Do you have trouble staying balanced over your feet? Does your saddle slip back during your ride? Does your horse hollow his back, go on the forehand or take 20 minutes to “warm up” before he is ready to work? Maybe he is trying to tell you something!
Next time you tack up pay attention to where you are placing your saddle. Do you put it over the withers? Is it on your horse’s shoulder blades? Is the seat angled high to low from front to rear? A too-narrow saddle may be the cause but many riders place the saddle too far forward on the horse’s back, tipping the saddle out of balance, causing pressure points, back soreness, front end lameness and making it difficult to ride in balance. If your saddle isn’t fitting well the 20-minute warm up could indicate that your horse must become deadened to the pain before he begins to more freely.
A level saddle will distribute the rider’s weight over a larger surface area, decreasing the pressure in any one place and positioning the leg underneath when the stirrup bar is correctly positioned. The rider has an ear, shoulder, hip, and ankle alignment on the flat with the leather hanging vertically. For jumping the stirrup bar should be further forward so that the rider remains over her feet.
If the saddle is high in front the rider is placed in a chair seat because the distance from the stirrup bar to the deepest point in the seat increases. If the saddle is sitting low in front caused by being too wide or placed too far back, the rider will feel very insecure because the distance from the stirrup bar to the deepest point decreases. This can put pressure directly on the horse’s withers. Therefore both width and placement can affect the levelness of the saddle.
I was taught to place the saddle and pad up on the horse’s withers and then slide it into place behind the shoulder blade in order to ensure the hair was lying flat. This second step as of late has been largely forgotten or ignored. A too-forward saddle is commonly seen in Hunters and Jumpers but I also this in other disciplines. In some cases the saddle is too long therefore it sits on the shoulders and hits the horse in the loins or hips such as with many western saddles. In other disciplines the saddle is simply improperly placed and kept forward with a breast collar or the horse has very high withers. The saddle must clear the withers at all times otherwise it is like tapping on your shinbone with a hammer! A high-withered horse needs a saddle with a thicker panel all the way through so that the saddle sits level. Stuffing more padding under the back simply increases the pressure at the points of the tree while still potentially hitting he withers therefore this is not a good solution.
One reason many riders put the saddle too far forward to be over the horse’s center of gravity (COG). But the old concept that the horse’s center of gravity is behind the elbow is wrong. The horse’s COG is further back between the 12 – 14th ribs! Locate the COG by following along the dorsal processes until you come to the lowest point known as the “anticlinal moment”, where the dorsal processes of the thoracic vertebrae change from angling backward to angling forward. The horse’s center of mass is below deep within the body. The saddle should sit level while spanning the back from behind the shoulder blade to the last rib and place you over the COG.

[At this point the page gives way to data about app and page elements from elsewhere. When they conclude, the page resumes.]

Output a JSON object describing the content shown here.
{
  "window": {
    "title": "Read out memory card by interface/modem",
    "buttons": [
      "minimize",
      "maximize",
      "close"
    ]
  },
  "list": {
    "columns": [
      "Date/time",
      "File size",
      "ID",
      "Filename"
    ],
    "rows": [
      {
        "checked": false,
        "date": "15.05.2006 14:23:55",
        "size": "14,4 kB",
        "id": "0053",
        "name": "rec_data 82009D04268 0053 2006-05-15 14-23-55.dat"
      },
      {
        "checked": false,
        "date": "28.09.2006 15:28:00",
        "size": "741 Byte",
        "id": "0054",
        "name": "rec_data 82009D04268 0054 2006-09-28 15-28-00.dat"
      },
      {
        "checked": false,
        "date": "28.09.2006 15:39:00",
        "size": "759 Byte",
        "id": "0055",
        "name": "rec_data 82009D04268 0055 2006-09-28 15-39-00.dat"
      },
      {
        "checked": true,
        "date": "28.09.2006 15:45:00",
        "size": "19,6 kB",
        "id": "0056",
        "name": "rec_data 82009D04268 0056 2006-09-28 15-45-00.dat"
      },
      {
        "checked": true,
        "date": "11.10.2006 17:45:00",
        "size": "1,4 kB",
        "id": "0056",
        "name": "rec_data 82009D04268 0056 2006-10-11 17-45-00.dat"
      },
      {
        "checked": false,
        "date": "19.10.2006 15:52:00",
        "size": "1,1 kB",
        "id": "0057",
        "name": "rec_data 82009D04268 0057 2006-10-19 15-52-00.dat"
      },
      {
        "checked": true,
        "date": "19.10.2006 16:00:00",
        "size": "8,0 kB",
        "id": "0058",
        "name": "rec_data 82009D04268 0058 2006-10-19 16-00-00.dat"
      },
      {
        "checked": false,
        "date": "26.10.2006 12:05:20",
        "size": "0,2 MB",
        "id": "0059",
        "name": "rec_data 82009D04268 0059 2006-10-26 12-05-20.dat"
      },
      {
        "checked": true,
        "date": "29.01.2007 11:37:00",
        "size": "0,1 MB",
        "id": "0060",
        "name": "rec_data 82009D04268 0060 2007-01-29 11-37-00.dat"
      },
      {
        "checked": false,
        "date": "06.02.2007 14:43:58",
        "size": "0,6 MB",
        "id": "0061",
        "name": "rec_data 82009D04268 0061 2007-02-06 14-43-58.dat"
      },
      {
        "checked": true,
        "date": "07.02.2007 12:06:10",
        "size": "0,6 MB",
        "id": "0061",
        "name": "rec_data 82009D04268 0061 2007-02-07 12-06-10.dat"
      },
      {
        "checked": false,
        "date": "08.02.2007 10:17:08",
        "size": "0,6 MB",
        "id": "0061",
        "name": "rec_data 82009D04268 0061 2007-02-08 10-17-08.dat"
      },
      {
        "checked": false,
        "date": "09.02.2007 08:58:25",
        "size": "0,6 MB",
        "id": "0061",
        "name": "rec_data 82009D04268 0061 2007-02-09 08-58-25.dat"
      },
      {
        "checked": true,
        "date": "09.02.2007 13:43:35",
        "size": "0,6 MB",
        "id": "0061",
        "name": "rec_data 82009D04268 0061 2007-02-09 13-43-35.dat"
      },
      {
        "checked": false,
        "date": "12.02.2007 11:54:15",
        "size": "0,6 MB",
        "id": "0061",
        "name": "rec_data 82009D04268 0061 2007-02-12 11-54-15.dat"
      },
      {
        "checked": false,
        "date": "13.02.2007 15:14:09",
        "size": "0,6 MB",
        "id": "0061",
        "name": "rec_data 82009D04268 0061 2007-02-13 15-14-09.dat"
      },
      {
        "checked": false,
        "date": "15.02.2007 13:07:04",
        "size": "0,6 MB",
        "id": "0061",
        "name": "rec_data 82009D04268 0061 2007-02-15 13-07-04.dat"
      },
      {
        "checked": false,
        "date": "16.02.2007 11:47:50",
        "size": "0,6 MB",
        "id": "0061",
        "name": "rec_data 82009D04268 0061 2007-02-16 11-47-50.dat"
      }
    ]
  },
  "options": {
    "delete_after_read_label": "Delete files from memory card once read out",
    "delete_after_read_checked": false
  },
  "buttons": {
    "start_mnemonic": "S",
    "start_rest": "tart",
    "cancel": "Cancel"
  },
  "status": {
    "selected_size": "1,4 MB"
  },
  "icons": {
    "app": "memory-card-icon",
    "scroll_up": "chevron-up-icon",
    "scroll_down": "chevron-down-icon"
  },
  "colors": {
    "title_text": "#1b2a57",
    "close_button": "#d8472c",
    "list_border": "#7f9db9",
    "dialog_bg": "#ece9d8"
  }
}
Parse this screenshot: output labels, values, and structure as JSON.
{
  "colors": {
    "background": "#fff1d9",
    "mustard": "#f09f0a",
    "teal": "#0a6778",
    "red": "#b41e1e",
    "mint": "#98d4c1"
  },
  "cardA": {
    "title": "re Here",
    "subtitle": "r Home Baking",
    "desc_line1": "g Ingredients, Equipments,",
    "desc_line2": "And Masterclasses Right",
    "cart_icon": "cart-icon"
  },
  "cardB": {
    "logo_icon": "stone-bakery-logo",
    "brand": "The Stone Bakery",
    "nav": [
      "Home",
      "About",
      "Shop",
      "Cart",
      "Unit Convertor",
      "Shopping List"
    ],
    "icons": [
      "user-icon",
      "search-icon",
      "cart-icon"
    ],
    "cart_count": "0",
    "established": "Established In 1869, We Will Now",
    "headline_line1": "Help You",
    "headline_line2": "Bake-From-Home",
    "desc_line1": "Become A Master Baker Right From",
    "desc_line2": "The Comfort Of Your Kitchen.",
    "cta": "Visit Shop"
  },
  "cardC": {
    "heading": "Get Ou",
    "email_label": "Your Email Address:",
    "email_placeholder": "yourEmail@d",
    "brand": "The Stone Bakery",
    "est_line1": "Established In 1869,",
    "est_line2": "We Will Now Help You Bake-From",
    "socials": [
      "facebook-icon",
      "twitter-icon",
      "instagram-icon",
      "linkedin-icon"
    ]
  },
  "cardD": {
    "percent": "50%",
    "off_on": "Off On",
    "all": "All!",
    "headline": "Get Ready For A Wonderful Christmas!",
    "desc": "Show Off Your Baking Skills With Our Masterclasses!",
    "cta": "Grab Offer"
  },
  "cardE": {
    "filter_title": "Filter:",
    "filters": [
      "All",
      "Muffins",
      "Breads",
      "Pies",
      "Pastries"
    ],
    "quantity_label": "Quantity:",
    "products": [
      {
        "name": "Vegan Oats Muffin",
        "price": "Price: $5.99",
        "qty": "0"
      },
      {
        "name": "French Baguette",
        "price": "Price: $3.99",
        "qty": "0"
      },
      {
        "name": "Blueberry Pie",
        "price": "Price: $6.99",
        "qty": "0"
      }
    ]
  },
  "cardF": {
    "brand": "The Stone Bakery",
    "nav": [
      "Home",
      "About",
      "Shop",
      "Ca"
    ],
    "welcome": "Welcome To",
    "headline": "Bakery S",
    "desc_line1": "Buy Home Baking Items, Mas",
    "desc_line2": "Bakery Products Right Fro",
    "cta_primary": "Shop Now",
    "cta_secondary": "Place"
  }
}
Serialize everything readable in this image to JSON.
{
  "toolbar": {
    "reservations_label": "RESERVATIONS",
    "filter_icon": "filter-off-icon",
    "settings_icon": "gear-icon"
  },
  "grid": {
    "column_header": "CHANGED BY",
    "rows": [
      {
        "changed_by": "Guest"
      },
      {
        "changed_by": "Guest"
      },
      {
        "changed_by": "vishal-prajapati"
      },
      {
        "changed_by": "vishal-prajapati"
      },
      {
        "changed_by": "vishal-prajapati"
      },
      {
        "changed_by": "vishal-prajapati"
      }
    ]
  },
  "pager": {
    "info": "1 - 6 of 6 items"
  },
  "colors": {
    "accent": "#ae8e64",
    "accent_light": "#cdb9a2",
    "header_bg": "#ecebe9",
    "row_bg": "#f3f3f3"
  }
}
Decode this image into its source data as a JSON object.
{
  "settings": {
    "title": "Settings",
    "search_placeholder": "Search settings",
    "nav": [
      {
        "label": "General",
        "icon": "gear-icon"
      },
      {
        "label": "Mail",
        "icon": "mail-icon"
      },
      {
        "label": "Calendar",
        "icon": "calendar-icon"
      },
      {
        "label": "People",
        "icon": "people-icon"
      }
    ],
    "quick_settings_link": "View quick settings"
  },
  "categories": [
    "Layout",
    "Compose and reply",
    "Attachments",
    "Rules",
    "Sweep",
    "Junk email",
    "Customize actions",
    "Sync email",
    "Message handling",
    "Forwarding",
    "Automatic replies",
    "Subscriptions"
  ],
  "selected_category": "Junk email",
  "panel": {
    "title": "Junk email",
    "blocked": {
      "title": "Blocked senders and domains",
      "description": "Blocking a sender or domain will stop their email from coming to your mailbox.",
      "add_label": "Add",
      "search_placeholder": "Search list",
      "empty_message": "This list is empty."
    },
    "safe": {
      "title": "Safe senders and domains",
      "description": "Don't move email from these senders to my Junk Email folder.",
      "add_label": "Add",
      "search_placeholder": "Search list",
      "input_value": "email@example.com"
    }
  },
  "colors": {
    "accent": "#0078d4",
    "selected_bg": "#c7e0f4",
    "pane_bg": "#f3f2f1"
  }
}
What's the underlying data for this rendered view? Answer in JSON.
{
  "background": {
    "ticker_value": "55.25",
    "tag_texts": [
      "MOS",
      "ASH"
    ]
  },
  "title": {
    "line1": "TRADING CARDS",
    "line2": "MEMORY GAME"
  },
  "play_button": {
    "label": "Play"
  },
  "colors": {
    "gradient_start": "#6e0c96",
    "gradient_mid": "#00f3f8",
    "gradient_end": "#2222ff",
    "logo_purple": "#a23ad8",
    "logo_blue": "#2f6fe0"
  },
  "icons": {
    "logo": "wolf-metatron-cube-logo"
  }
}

Use this Murdoch Minute to check that your saddle is level on your horse’s back. Be sure to slide your saddle into place behind the shoulder blade. When level your weight is evenly distributed over his ribcage and you can balance over your feet. For more information on saddle fit read Dr. Joyce Harman’s Pain Free Back and Saddle Fit Book available for Western and English Saddles and always remember to enjoy the ride!
Wendy Murdoch is available for lessons and clinics in the Northern Virginia region as well as throughout the United States. She teaches riders of all levels and disciplines how to improve the horse’s performance by improving their body position. Take a look around the website to find more articles, blog and her book 50 5-Minute Fixes to Improve Your Riding, based on the Murdoch Minutes.